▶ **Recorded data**
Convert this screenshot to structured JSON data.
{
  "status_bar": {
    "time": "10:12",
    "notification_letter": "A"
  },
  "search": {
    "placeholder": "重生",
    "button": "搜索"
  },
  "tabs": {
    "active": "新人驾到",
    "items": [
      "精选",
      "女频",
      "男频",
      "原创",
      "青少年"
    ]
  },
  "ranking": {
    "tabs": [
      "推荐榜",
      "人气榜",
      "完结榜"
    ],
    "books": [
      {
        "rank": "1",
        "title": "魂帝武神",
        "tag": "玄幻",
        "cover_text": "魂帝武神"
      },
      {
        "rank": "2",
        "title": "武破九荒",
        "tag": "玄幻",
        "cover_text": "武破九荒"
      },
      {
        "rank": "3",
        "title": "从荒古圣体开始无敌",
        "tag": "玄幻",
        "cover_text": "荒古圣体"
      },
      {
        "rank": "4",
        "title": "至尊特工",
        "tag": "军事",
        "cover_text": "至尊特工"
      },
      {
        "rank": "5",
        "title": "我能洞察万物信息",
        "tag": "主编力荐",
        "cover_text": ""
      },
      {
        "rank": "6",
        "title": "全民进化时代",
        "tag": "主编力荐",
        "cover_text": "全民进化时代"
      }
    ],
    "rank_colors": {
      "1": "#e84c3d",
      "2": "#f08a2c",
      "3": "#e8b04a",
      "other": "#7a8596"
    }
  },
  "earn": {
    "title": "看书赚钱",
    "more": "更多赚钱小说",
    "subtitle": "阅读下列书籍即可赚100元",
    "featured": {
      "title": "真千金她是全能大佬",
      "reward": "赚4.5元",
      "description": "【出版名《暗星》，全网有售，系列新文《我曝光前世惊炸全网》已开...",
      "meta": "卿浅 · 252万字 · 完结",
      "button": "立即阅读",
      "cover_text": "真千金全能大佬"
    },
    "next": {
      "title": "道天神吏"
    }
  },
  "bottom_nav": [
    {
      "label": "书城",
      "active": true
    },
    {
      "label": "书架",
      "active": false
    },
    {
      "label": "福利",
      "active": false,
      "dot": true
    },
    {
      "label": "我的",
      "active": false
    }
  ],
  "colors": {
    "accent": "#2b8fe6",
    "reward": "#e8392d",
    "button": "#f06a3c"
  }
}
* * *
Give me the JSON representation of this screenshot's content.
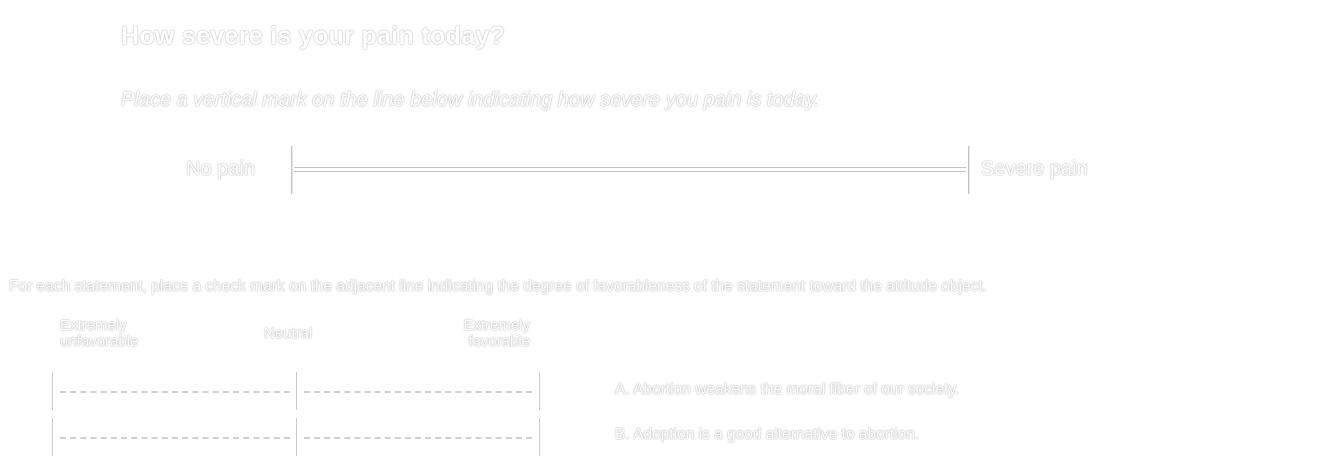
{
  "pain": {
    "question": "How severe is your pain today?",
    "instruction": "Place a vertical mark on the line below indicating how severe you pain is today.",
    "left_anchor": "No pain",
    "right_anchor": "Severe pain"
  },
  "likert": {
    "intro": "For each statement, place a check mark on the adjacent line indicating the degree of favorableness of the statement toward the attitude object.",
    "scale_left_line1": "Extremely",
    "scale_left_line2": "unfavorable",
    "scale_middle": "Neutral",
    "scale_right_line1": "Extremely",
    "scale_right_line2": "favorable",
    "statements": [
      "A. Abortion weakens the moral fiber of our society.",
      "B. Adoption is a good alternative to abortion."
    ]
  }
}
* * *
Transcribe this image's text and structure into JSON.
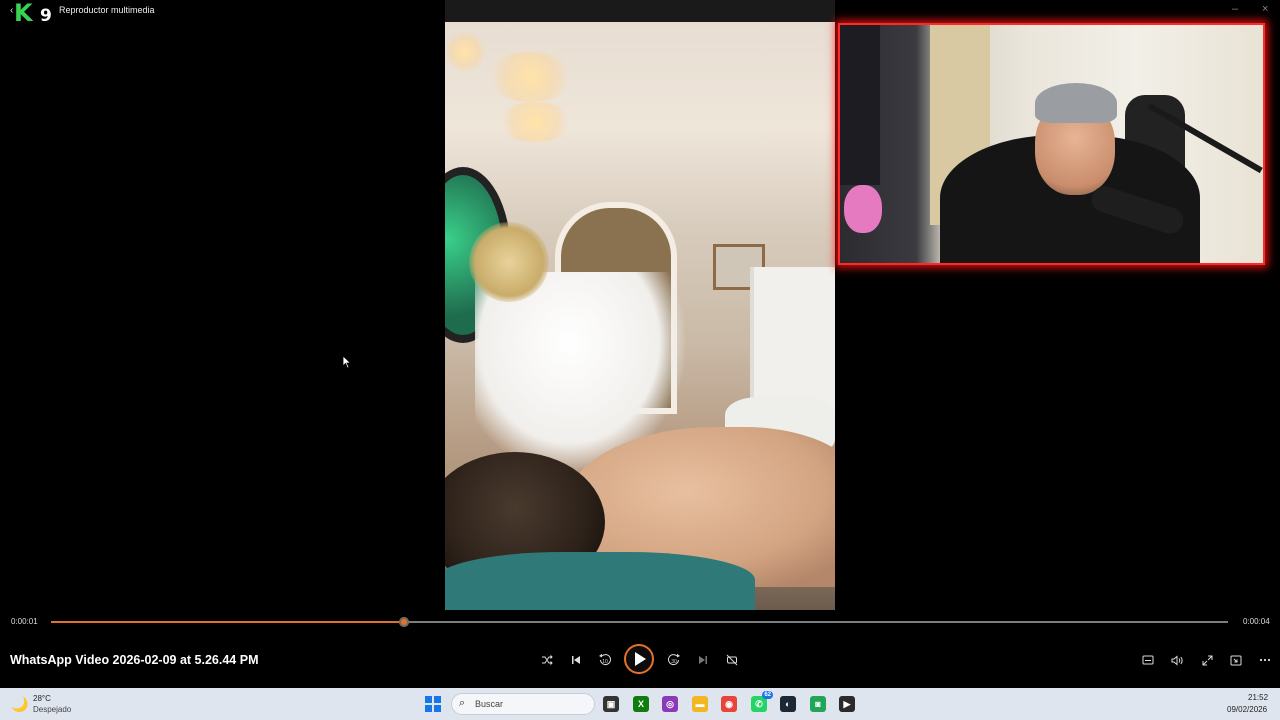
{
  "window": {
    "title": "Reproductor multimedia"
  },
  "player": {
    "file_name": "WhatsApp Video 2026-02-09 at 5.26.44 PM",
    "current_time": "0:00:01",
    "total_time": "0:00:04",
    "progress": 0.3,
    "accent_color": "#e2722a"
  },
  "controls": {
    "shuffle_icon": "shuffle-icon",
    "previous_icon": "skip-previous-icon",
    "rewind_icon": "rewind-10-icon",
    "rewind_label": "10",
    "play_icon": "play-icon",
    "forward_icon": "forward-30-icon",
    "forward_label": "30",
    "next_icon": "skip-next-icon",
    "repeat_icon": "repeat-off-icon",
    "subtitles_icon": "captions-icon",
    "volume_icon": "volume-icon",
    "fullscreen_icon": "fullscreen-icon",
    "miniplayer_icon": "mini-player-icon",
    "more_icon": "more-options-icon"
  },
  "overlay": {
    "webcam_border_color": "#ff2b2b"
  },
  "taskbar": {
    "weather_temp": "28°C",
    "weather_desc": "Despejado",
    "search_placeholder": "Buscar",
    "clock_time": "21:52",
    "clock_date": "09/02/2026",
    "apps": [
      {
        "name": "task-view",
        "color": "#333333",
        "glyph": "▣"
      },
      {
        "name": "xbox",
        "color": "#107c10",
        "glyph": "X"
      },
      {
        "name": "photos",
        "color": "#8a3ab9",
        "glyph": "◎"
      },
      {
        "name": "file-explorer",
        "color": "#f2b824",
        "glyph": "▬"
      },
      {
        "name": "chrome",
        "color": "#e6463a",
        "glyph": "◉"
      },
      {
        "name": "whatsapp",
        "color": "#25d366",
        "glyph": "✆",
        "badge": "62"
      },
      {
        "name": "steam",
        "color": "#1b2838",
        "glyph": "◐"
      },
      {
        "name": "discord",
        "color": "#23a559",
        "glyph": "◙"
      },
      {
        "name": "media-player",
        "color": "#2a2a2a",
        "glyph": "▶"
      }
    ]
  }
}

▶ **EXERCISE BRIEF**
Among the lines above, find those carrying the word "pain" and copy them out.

▶ **RESULT**
  "pain": {
    "question": "How severe is your pain today?",
    "instruction": "Place a vertical mark on the line below indicating how severe you pain is today.",
    "left_anchor": "No pain",
    "right_anchor": "Severe pain"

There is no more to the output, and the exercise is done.